For those of us who learned most of our vocabulary from Warner Brothers cartoons, Despicable Me sounds like an anarchic good time, the kind that our parents didn't want us to actually have when we were children. The makers of this movie follow through on that promise, but they do wrap it in a heart-warming fluffy message that sort of makes the chaos okay. Right?
Kids have to learn about anti-heroes sometimes, and so Despicable Me presents us with Gru (Steve Carell), the world's greatest supervillain. Or at least he would be, if someone hadn't managed to steal one of the pyramids and replace it with an inflatable fake.
There's a new generation of villain out there, and this up and comer Vector (Jason Segel) has the backing of the Bank of Evil, mainly due to nepotism.
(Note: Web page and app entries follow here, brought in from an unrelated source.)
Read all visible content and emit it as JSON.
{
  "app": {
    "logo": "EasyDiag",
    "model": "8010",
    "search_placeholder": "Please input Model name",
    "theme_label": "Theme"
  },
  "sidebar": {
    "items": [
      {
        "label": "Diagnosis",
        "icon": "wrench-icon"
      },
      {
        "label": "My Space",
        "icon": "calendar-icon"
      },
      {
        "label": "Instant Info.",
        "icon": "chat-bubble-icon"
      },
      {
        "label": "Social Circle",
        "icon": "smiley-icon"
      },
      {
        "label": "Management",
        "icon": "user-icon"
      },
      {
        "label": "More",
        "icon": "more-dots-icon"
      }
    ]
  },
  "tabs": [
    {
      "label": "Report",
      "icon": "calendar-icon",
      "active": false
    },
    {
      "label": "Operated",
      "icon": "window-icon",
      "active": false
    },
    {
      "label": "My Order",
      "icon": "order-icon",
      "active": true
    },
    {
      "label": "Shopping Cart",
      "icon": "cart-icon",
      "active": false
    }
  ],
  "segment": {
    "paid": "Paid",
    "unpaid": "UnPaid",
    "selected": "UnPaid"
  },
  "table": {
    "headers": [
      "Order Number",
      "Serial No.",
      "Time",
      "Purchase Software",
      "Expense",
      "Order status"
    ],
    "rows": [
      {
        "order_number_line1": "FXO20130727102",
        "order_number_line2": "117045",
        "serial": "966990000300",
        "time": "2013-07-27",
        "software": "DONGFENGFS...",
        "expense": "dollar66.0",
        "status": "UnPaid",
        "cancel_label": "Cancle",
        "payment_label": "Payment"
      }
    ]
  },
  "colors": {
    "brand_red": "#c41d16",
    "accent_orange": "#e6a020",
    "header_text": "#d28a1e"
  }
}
Again, good life lesson, kids, because while Vector seems somewhat intelligent, he's also got a strange obsession with creating weapons based on sea-life, even living in a secret lair that resembles Squiddly-Diddly's Bubbleland.
With his status as top villain challenged, Gru gathers his minions (directors Pierre Coffin and Chris Renaud, along with the stealthily brilliant Jemaine Clement) in a plot to steal the moon. Man cannot plot evil by yellow stubby things alone, so Gru also has help from Dr. Nefario (Russell Brand), a wizened, deafened mad scientist from the days they did mad science right.
Yet none of their evil plans can come to fruition without the help of three orphan girls, because Vector has one weakness: girl scout cookies.
Yes, you can see the heartwarming coming a mile away. Coffin and Renaud do, however, keep a dash of dark humor throughout their story. Middle child Edith (Dana Gaier) fits in with Gru's mindset immediately, a goth girl with ambition. Yet there's also something manic about little Agnes' (Elsie Fisher) obsession with unicorns and unwillingness to understand reality. Maybe that's just being a kid. Kids can be weird, gloriously weird.
As was Gru, apparently, and that seems a bit of a mis-step, because his childhood flashbacks muddle up his motivations. Was he on track to be a normal citizen? Is he smart, or is it all Dr. Nefario? And where the heck did the Minions come from?
At least the Minions are funny, characters that are going to stay in kids' consciousnesses long after the plot fades from their memory. I sense a series of animated shorts coming.
As for the full-length movie here, for the most part it works, establishing its own rules and look. There's something casually funny about a world apparently in thrall to barely competent villains. Both Gru and Vector have very public and obvious lairs, with Vector actually displaying his stolen pyramid in his backyard. Yet "the Bank" that they all frequent goes to great length to keep hidden.
Perhaps that gives the filmmakers an excuse to play with light and dark. Where the worlds of Pixar seem bright and textured, the world of Despicable Me is all about where light doesn't shine, very theatrical in its exploration of how things cast shadows. At least until the girls start boring their way into Gru's heart, when Gru has to start interacting more with normal people.
"Normal" people, however, aren't that much better. There's something subversive about how regular civilians barely repress their nastier sides, especially in the form of the orphanage head Miss Hattie (Kristen Wiig), a southern belle whose best days have already been rung.
The directors have clearly chosen cast members with a penchant for using their voices for exaggeration, because with the exception of Segel and the girls (iCarly's Miranda Cosgrove voices the oldest, Margo), they've all attacked being cartoon characters with gusto. Brand is almost unrecognizable as Dr. Nefario, and Carell clearly relishes the chance to get away from his regular persona, not just affecting a vague European accent but changing up his speech rhythms. Old pro Julie Andrews matches him well as his disapproving mother.
In fact, Segel stands out by sounding like a normal person. Though a likeable enough actor, Segel doesn't have a particularly distinctive tone, and so Vector falls flatter than he's obviously intended to be. But then, this is all about Carell, who makes Gru far less despicable than the title would imply.
Despicable Me isn't fantastic filmmaking, but it shows a lot of promise for the studio. And unlike the emotionally deeper Toy Story 3, it actually is worth upgrading a bit to 3-D, offering long segments of thrill ride (including, of course, an actual thrill ride). It offers laughs, a heartwarming message and a fun subversive undertone. Plus there's minions.
In the lazy days of summer, sometimes you've just got to have fun, and Despicable Me offers just that.